Other speakers said they’re concerned that the space truly serve the community. CB3 member Anne Johnson encouraged the designers to be mindful of Lower East Side history and of the the large immigrant population. “I don’t want the neighborhood to be gentrified any more than it already is,” she said. “I don’t want the park to be gentrified.”
Isaac Henderson, representing Essex Crossing developer L+M, said the kiosk would be a good amenity for the neighborhood, and could help draw people into the park. But local residents were skeptical. Linda Jones, chairperson of CB3’s land use committee, suggested the kiosk might be a waste of space in a small park. She pointed out that the open space will be surrounded by a variety of shops and restaurants, so it is not as if there will be no place to find a bottle of water. Jan Hanvik, CB3 member and executive director of the Clemente Soto Velez Cultural Center, argued for an informational kiosk. He said the many local arts organizations (which are so far not part of the project) would benefit from a kiosk that highlighted local performances and other arts happenings.

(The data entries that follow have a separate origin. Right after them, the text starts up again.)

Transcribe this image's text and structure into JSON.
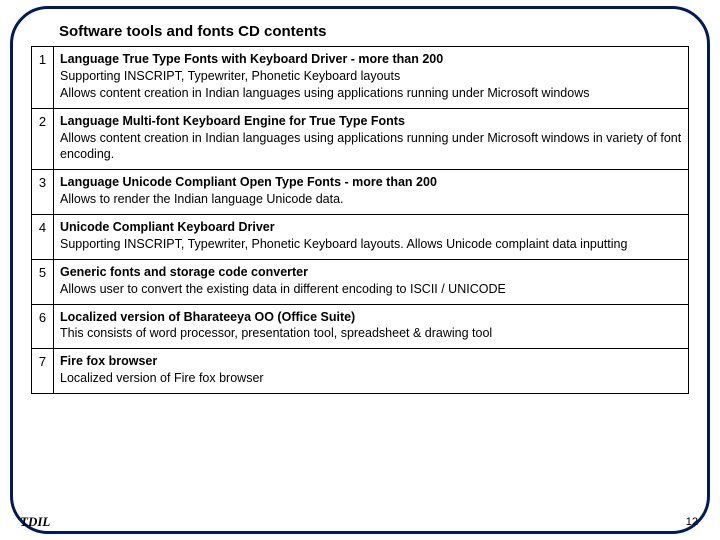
{
  "title": "Software tools and fonts CD contents",
  "rows": [
    {
      "num": "1",
      "heading": "Language True Type Fonts with Keyboard Driver - more than 200",
      "line1": " Supporting INSCRIPT, Typewriter, Phonetic Keyboard layouts",
      "line2": "Allows content creation in Indian languages using applications running under Microsoft windows"
    },
    {
      "num": "2",
      "heading": "Language Multi-font Keyboard Engine for True Type Fonts",
      "line1": "Allows content creation in Indian languages using applications running under Microsoft windows in variety of font encoding.",
      "line2": ""
    },
    {
      "num": "3",
      "heading": "Language Unicode Compliant Open Type Fonts - more than 200",
      "line1": "Allows to render the Indian language Unicode data.",
      "line2": ""
    },
    {
      "num": "4",
      "heading": "Unicode Compliant Keyboard Driver",
      "line1": "Supporting INSCRIPT, Typewriter, Phonetic Keyboard layouts. Allows Unicode complaint data inputting",
      "line2": ""
    },
    {
      "num": "5",
      "heading": "Generic fonts and storage code converter",
      "line1": "Allows user to convert the existing data in different encoding to ISCII / UNICODE",
      "line2": ""
    },
    {
      "num": "6",
      "heading": "Localized version of Bharateeya OO (Office Suite)",
      "line1": "This consists of word processor, presentation tool, spreadsheet & drawing tool",
      "line2": ""
    },
    {
      "num": "7",
      "heading": "Fire fox browser",
      "line1": "Localized version of Fire fox browser",
      "line2": ""
    }
  ],
  "footer_left": "TDIL",
  "footer_right": "12"
}
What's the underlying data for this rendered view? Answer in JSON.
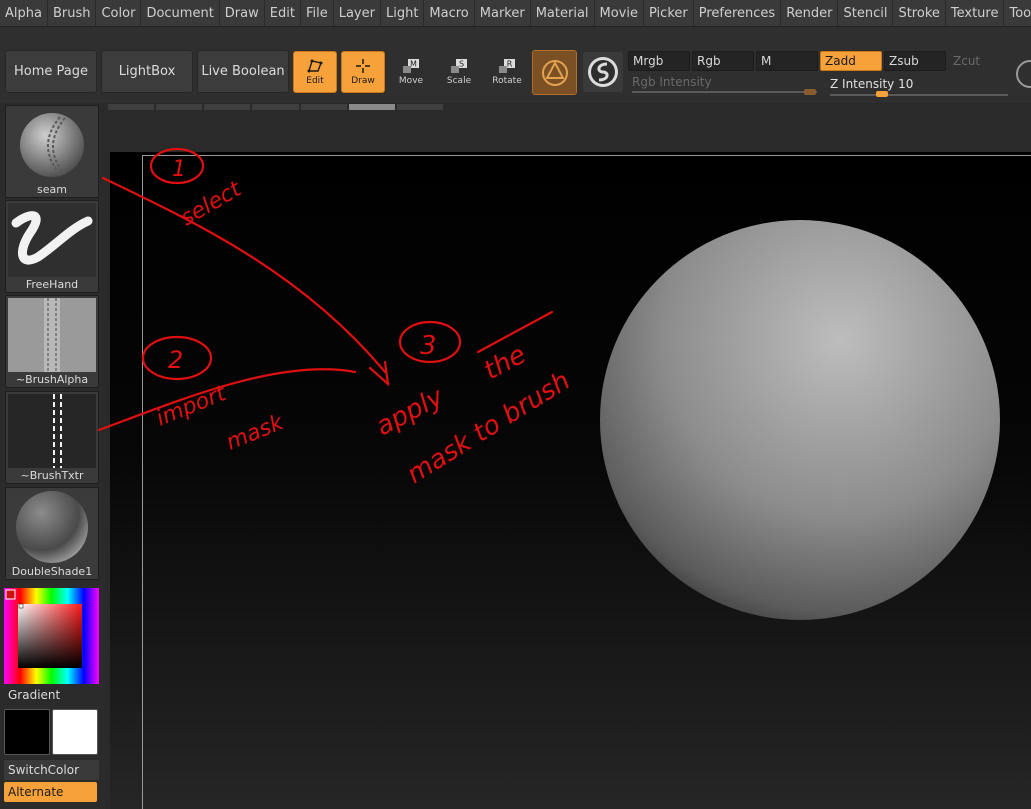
{
  "menubar": {
    "items": [
      "Alpha",
      "Brush",
      "Color",
      "Document",
      "Draw",
      "Edit",
      "File",
      "Layer",
      "Light",
      "Macro",
      "Marker",
      "Material",
      "Movie",
      "Picker",
      "Preferences",
      "Render",
      "Stencil",
      "Stroke",
      "Texture",
      "Tool"
    ]
  },
  "shelf": {
    "home_page": "Home Page",
    "lightbox": "LightBox",
    "live_boolean": "Live Boolean",
    "edit": "Edit",
    "draw": "Draw",
    "move": "Move",
    "scale": "Scale",
    "rotate": "Rotate",
    "move_key": "M",
    "scale_key": "S",
    "rotate_key": "R",
    "mrgb": "Mrgb",
    "rgb": "Rgb",
    "m": "M",
    "zadd": "Zadd",
    "zsub": "Zsub",
    "zcut": "Zcut",
    "rgb_intensity_label": "Rgb Intensity",
    "z_intensity_label": "Z Intensity",
    "z_intensity_value": "10"
  },
  "leftpanel": {
    "brush": "seam",
    "stroke": "FreeHand",
    "alpha": "~BrushAlpha",
    "texture": "~BrushTxtr",
    "material": "DoubleShade1",
    "gradient": "Gradient",
    "switch_color": "SwitchColor",
    "alternate": "Alternate"
  },
  "annotations": {
    "step1_num": "1",
    "step1_text": "select",
    "step2_num": "2",
    "step2_text_a": "import",
    "step2_text_b": "mask",
    "step3_num": "3",
    "step3_text_a": "apply",
    "step3_text_b": "the",
    "step3_text_c": "mask to brush"
  },
  "colors": {
    "accent": "#f7a13a",
    "annotation": "#e01010",
    "primary_color": "#000000",
    "secondary_color": "#ffffff"
  }
}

At the end of the presentation, the community board underscored its desire for “richer feedback” and outreach regarding the park. An official with the city’s Economic Development Corp. said the agreement gives CB3 the right to ask for more time to weigh in on the design. It remains to be seen how the developers will respond to the request.
Essex Crossing consists of 1,000 apartments, a large amount of retail space, a new Essex Street Market and community facilities. Last fall, the city awarded a contract to L+M Development Partners, Taconic Investment Partners, BFC Partners, the Prusik Group (an affiliate of Taconic) and Grand Street Settlement (the lead community partner). There are nine parcels set for redevelopment.